The Suns have easily been the biggest surprise over the first few weeks of the NBA season. Phoenix has basically hovered around the 22-win range over the last four years, but has raced out to a 6–3 start in 2019, including wins over the 76ers, Clippers, and Nets. Two of their three losses have been by one point to presumed playoff teams (the Nuggets and Jazz.) And all of this is happening with former No. 1 pick Deandre Ayton suspended since the first game of the season.
There are—shockingly—lots of exciting things happening in Phoenix right now. Ricky Rubio is providing the most competent point guard play the franchise has seen in several seasons. Kelly Oubre Jr. is taking a major step forward. Devin Booker is currently shooting over 50% from the field and three-point range, while connecting on over 90% of his free throws. Today, however, we are actually going to focus on the subtle brilliance of center Aron Baynes, who has filled in for Ayton better than anyone could have imagined.
Baynes arrived in Phoenix this summer via trade from the Celtics, a cap-clearing move for Boston on draft night that mostly flew under the radar from the Suns’ perspective. But Baynes has been hilariously effective over the first nine games of the season. Phoenix has a 12.5 net rating with the Aussie big man on the court, and Baynes is currently obliterating many of his previous career highs in categories like field-goal attempts, points, assists, three-pointers attempted, and three-point percentage. (Baynes’s previous points-per-game high was 6.6, through nine games he’s at 15.8!)
When watching the Suns, the most impressive part of Baynes’s game is how little time he wastes on the court. In what’s basically become a hyper-offensive era in the NBA, players who have a glaring hole on that side of the floor immediately become a major target of defenses, who can use their deficiencies to muck up everything else. This can especially be a problem for centers who can’t space the floor or aren’t threats when rolling to the hoop.
But Baynes’s constant effort makes him far from a liability. He is setting heavy screens on nearly every possession, whether it’s for a pick-and-roll or someone off the ball. He moves with purpose on all of his actions, which means he always has to be accounted for. In a starting lineup with not-always-respected shooters in Oubre and Rubio, Baynes’s relentless movement helps create open looks for his teammates while not letting the defense cheat.
With the caveat that this level of production is almost certainly unsustainable, Baynes has been nothing short of incredible. He’s providing some of Phoenix’s spacing himself, shooting a whopping 47.4% on threes, all of which are of the catch-and-shoot variety. Teams are basically daring Baynes to let it fly by leaving him wide open on the perimeter, and he’s making opponents pay. Baynes is also ranked 13th among all centers with 37 screen assists, creating 89 points off his bone-crushing picks. Meanwhile, over 80% of his field goals are assisted, which shows how Baynes is almost never looking for his own shot, instead letting any offense come to him naturally.
On the defensive end of the floor, Baynes is tied for second among all players with six charges drawn. He does rack up some fouls, but many of those come from the fact that he’s willing to engage with pretty much anyone at the rim, even at the risk of getting yammed on. He’s also a decent-enough late-shot clock switcher, while burly enough to bang with opposing big on the block.

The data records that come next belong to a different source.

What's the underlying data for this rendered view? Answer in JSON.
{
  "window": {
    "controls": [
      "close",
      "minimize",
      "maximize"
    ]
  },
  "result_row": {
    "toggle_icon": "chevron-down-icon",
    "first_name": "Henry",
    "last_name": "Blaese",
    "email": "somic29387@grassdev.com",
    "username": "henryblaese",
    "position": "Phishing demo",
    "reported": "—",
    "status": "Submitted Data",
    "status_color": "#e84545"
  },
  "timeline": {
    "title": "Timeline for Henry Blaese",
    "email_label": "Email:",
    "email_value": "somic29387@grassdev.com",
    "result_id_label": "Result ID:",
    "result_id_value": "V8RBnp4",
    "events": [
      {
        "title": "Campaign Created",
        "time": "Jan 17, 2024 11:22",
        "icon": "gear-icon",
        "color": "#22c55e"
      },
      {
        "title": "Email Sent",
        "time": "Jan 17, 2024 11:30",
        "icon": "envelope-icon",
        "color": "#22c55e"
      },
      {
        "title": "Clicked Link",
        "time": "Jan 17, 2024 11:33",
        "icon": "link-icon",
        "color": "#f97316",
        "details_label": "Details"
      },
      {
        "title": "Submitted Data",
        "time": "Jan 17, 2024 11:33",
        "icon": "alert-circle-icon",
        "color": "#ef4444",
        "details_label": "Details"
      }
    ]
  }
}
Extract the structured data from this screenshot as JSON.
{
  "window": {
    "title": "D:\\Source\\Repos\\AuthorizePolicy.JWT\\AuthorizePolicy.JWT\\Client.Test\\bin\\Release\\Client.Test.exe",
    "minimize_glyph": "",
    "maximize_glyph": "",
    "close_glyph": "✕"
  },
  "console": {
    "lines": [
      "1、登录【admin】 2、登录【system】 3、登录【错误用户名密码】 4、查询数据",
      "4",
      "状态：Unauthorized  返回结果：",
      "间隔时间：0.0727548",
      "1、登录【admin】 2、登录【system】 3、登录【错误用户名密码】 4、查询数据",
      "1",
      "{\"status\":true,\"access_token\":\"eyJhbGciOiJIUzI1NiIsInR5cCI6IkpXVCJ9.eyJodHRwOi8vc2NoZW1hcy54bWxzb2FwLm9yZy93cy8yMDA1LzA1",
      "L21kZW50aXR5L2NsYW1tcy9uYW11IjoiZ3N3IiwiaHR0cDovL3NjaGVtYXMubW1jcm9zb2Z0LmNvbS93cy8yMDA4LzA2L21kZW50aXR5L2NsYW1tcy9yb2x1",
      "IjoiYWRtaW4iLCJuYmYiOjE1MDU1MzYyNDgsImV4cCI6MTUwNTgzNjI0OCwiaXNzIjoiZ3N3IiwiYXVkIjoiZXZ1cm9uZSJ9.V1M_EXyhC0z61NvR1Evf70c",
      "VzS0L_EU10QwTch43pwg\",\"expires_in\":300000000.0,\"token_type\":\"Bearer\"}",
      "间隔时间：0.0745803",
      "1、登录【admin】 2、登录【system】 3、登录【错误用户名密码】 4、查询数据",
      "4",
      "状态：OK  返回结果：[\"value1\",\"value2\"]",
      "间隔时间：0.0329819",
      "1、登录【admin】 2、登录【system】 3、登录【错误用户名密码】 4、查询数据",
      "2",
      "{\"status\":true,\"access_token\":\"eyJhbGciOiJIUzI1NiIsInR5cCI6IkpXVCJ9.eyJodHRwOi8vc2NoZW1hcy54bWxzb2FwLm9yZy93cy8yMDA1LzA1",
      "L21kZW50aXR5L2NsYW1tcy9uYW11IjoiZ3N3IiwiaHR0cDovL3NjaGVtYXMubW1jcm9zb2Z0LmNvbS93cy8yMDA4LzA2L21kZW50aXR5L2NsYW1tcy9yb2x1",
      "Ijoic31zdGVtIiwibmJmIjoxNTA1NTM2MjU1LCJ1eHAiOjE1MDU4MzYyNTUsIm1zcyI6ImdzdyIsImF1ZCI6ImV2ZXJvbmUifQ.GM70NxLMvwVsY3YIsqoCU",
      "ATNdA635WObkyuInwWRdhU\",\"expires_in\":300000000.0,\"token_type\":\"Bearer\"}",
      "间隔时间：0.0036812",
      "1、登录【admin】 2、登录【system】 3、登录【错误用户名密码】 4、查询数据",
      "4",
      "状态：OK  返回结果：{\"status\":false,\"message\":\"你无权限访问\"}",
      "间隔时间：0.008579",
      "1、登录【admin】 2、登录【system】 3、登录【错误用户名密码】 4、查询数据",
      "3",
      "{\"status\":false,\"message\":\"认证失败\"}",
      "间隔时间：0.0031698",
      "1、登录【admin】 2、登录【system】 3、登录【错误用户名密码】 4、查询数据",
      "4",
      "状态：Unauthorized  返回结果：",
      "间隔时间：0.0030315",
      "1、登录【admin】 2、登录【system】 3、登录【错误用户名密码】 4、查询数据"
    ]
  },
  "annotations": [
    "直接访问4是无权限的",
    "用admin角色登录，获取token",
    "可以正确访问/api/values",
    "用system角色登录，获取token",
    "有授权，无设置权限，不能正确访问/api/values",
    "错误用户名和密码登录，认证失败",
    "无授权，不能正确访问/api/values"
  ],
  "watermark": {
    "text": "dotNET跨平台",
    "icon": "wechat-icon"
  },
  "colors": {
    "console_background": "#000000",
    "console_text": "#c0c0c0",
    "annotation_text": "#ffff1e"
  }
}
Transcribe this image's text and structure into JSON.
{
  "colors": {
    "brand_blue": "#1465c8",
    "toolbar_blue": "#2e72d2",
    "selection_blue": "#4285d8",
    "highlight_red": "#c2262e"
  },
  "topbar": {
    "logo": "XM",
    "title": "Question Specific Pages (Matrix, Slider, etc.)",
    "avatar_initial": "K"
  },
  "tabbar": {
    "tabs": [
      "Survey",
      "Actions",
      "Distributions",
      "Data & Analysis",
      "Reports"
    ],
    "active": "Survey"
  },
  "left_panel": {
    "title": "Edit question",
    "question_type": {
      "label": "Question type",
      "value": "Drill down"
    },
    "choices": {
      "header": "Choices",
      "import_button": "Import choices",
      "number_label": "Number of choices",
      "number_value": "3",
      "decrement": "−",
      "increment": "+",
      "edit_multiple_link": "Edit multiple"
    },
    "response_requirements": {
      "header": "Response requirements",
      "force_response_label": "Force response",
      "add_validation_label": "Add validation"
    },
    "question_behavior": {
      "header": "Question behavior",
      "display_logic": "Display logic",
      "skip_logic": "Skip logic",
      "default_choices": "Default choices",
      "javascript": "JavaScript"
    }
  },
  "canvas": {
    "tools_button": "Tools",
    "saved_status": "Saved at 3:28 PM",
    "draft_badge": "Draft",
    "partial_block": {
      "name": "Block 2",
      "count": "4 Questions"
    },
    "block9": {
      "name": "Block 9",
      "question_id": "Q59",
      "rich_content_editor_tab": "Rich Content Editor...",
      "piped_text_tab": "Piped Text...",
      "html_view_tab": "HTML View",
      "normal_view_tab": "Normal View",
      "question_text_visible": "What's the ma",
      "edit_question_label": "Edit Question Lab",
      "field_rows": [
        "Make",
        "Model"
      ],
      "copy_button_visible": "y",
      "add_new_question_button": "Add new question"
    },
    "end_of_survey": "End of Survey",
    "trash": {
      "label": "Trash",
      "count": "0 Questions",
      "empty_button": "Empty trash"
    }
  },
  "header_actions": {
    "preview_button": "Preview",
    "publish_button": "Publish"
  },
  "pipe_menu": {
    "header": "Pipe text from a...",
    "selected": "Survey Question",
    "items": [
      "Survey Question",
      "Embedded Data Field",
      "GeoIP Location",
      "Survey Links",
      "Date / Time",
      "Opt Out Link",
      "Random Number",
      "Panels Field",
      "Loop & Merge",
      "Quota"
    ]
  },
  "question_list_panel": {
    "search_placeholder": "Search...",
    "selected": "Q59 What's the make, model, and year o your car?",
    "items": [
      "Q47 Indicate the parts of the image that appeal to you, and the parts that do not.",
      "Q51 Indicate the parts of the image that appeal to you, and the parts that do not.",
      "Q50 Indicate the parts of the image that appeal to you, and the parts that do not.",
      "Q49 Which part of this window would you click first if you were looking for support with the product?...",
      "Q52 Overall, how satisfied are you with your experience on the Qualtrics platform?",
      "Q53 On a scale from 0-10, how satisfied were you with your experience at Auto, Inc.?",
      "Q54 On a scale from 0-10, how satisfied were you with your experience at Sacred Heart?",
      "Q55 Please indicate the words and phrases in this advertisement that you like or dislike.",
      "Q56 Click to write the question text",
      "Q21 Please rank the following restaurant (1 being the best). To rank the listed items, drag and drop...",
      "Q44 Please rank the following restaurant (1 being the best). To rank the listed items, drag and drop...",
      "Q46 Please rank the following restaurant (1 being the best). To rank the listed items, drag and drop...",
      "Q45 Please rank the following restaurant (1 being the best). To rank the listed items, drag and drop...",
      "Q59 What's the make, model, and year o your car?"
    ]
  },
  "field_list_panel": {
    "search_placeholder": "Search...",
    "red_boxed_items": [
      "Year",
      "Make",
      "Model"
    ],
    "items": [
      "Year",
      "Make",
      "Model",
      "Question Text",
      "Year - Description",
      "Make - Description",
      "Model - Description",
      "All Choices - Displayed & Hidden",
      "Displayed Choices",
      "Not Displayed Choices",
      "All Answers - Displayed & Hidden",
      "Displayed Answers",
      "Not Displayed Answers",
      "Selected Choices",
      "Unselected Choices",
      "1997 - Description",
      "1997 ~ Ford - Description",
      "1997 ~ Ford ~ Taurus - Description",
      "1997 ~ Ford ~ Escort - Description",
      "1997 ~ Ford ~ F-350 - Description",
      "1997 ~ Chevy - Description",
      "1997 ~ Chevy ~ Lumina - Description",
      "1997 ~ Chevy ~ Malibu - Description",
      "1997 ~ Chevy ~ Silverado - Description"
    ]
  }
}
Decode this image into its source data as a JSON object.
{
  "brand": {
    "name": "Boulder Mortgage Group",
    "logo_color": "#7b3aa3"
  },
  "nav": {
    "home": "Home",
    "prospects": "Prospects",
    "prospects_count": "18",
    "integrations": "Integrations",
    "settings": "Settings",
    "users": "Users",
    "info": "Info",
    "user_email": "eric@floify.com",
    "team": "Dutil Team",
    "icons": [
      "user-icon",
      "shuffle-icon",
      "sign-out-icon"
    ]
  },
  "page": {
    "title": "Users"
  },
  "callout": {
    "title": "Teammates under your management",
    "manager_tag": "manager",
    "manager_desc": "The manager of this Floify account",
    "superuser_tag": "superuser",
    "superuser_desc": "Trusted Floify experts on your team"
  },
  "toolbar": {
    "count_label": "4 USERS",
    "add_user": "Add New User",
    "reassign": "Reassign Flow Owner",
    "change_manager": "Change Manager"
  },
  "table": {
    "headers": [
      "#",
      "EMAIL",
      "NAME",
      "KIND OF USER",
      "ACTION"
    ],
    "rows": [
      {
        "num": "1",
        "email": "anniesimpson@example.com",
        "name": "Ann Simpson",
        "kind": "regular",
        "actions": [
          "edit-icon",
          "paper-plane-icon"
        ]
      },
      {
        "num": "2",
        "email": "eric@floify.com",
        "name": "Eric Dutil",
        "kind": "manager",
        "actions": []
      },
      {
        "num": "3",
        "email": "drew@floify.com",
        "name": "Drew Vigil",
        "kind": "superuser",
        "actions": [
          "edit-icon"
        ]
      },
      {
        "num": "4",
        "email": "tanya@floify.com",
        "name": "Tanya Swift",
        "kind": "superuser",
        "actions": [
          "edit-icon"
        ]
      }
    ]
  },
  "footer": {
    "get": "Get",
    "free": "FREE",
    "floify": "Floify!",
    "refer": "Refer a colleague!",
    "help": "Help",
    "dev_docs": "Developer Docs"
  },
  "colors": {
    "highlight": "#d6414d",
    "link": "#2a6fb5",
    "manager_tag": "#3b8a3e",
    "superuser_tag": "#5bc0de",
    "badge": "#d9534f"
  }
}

Look, Baynes isn’t going to shoot nearly 50% from three all year long, and it’s possible he loses his starting job entirely when Ayton returns. But as far as role players go, few people in the league (if any) are doing a better job of committing to their station than Baynes right now. He frees up his teammates by continuously screening defenders. He never holds the ball. He makes teams pay for not respecting his outside shooting. And he’s always in the mix defensively.
Especially in today’s game, too many big men can be played off the floor, because outside of the very elite, most of them are specialists. Baynes doesn’t have to continue to play like an All-Star to be effective. But the fact that he’s managed to be well-rounded while playing entirely within himself gives him a leg up on so many other centers of his ilk. At $5.9 million, Baynes could be half as good and still wildly underpaid, simply because of how much baseline adequacy he has in so many areas. (And while this is still probably a conversation for another time worthy of its own story, Baynes’s production may call into question how to handle Ayton when he returns.)
The Suns, as a whole, will likely come back down to earth sooner rather than later. They’re getting hot shooting from typically not great shooters. Teams will start to take them more seriously. The overwhelming quality of the West also typically wins out. But for now, Phoenix is improbably one of the most fun teams in the NBA to watch on a nightly basis. And while he may not stand out at first blush, a huge factor in that early success has been the play of Baynes. Even when he regresses to something resembling normal, his all-around effectiveness shouldn‘t be overlooked.